New analysis from Frost & Sullivan, Revenue Opportunities and Stakeholder Mapping in the Latin American Defence Market, estimates that the cumulative defence expenditure on new equipment procurement in Brazil, Chile, Colombia, and Peru will amount to $69.1 billion between 2011 and 2020. The majority of these procurements will be in Brazil.
“While a lack of big-ticket programmes in smaller countries does not necessarily entail a lack of opportunity for defence companies, Western manufacturers willing to export may be disappointed by challenging markets,” noted Frost & Sullivan Industry Analyst Chiara Ball. “However, significant opportunities exist, especially for those willing to help governments’ further industrial development by creating domestic or regional bases.”
Latin American countries’ stocks currently comprise a lot of Cold War and even WWII-era platforms.
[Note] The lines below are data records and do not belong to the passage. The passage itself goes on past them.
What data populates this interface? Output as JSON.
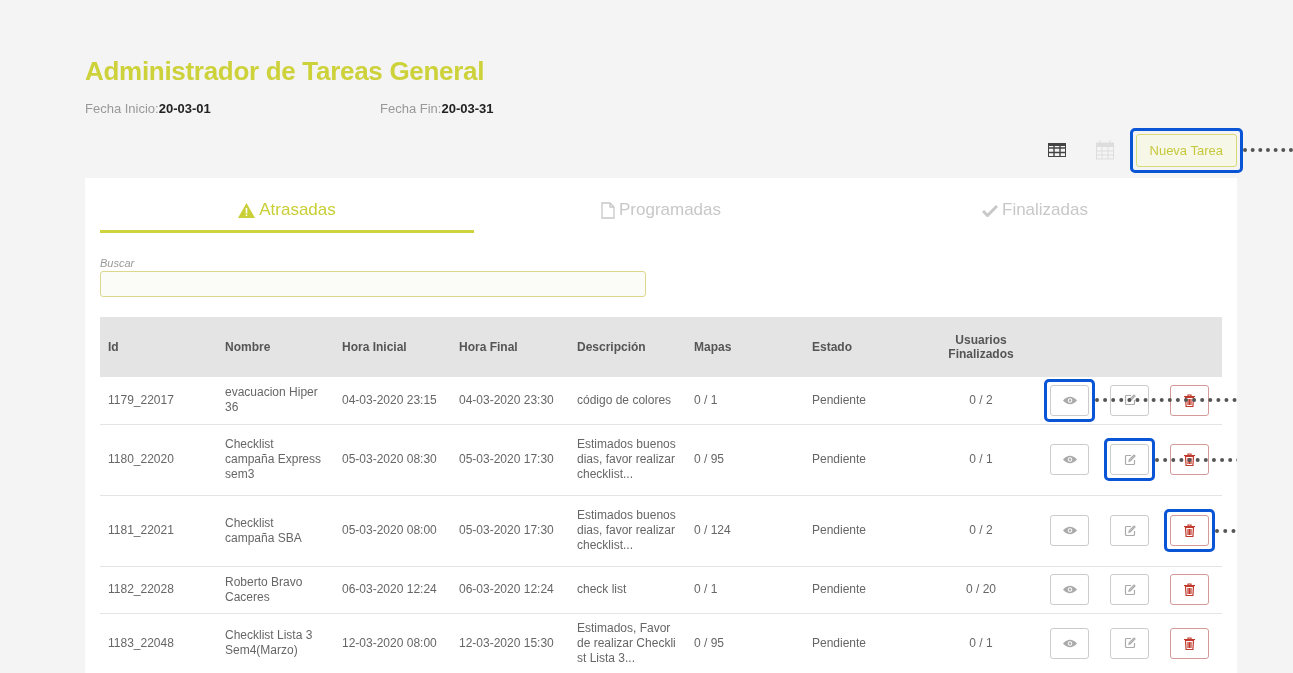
{
  "title": "Administrador de Tareas General",
  "dates": [
    {
      "label": "Fecha Inicio:",
      "value": "20-03-01"
    },
    {
      "label": "Fecha Fin:",
      "value": "20-03-31"
    }
  ],
  "view_toggles": [
    {
      "kind": "table",
      "selected": true
    },
    {
      "kind": "calendar",
      "selected": false
    }
  ],
  "new_button": {
    "label": "Nueva Tarea",
    "highlighted": true
  },
  "tabs": [
    {
      "label": "Atrasadas",
      "kind": "warning",
      "selected": true
    },
    {
      "label": "Programadas",
      "kind": "file",
      "selected": false
    },
    {
      "label": "Finalizadas",
      "kind": "check",
      "selected": false
    }
  ],
  "search": {
    "label": "Buscar"
  },
  "table": {
    "columns": [
      "Id",
      "Nombre",
      "Hora Inicial",
      "Hora Final",
      "Descripción",
      "Mapas",
      "Estado",
      "Usuarios Finalizados"
    ],
    "rows": [
      {
        "cells": [
          "1179_22017",
          "evacuacion Hiper 36",
          "04-03-2020 23:15",
          "04-03-2020 23:30",
          "código de colores",
          "0 / 1",
          "Pendiente",
          "0 / 2"
        ],
        "actions": [
          {
            "kind": "view",
            "highlighted": true
          },
          {
            "kind": "edit",
            "highlighted": false
          },
          {
            "kind": "delete",
            "highlighted": false
          }
        ]
      },
      {
        "cells": [
          "1180_22020",
          "Checklist campaña Express sem3",
          "05-03-2020 08:30",
          "05-03-2020 17:30",
          "Estimados buenos dias, favor realizar checklist...",
          "0 / 95",
          "Pendiente",
          "0 / 1"
        ],
        "actions": [
          {
            "kind": "view",
            "highlighted": false
          },
          {
            "kind": "edit",
            "highlighted": true
          },
          {
            "kind": "delete",
            "highlighted": false
          }
        ]
      },
      {
        "cells": [
          "1181_22021",
          "Checklist campaña SBA",
          "05-03-2020 08:00",
          "05-03-2020 17:30",
          "Estimados buenos dias, favor realizar checklist...",
          "0 / 124",
          "Pendiente",
          "0 / 2"
        ],
        "actions": [
          {
            "kind": "view",
            "highlighted": false
          },
          {
            "kind": "edit",
            "highlighted": false
          },
          {
            "kind": "delete",
            "highlighted": true
          }
        ]
      },
      {
        "cells": [
          "1182_22028",
          "Roberto Bravo Caceres",
          "06-03-2020 12:24",
          "06-03-2020 12:24",
          "check list",
          "0 / 1",
          "Pendiente",
          "0 / 20"
        ],
        "actions": [
          {
            "kind": "view",
            "highlighted": false
          },
          {
            "kind": "edit",
            "highlighted": false
          },
          {
            "kind": "delete",
            "highlighted": false
          }
        ]
      },
      {
        "cells": [
          "1183_22048",
          "Checklist Lista 3 Sem4(Marzo)",
          "12-03-2020 08:00",
          "12-03-2020 15:30",
          "Estimados, Favor de realizar Checkli st Lista 3...",
          "0 / 95",
          "Pendiente",
          "0 / 1"
        ],
        "actions": [
          {
            "kind": "view",
            "highlighted": false
          },
          {
            "kind": "edit",
            "highlighted": false
          },
          {
            "kind": "delete",
            "highlighted": false
          }
        ]
      }
    ]
  }
}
Long overdue modernization drives are now being pushed by governments, and the global recession’s comparatively light touch on the region is helping them to do so.
“Some countries’ defence forces are struggling with internal security problems,” added Ball. “The need to modernize is acute, and is the main driver of defence procurement in the region.”
In many countries, decades of economic fragility and instability coincided with transitions to democracy following military dictatorships. The economic and cultural result of this was institutionalized neglect of military capabilities, which is now changing.
However, despite the overall economic growth of many of these countries, overall budgets are still too small to match the overwhelming requirements.
“Many Latin American countries are consistently forced to prioritize their most immediate and often very basic requirements,” remarked Ball. “Due to the inability of many Ministries of Defence to create comprehensive long-term procurement plans, forces continue to be strained to their operational limits.”
End-users in Latin America are extremely price conscious, in many cases even preferring to buy second-hand platforms and domestically refurbish and upgrade them. There is an increase in the popularity of modular platforms, and demand for upgrade components and packages will remain high.
“Governments in these under-developed countries look favorably on defence procurements with clear domestic industrial and technological benefits,” concluded Ball. “In order to foment incentive, companies should enter the market via partnership with local companies or by establishing a domestic manufacturing base.”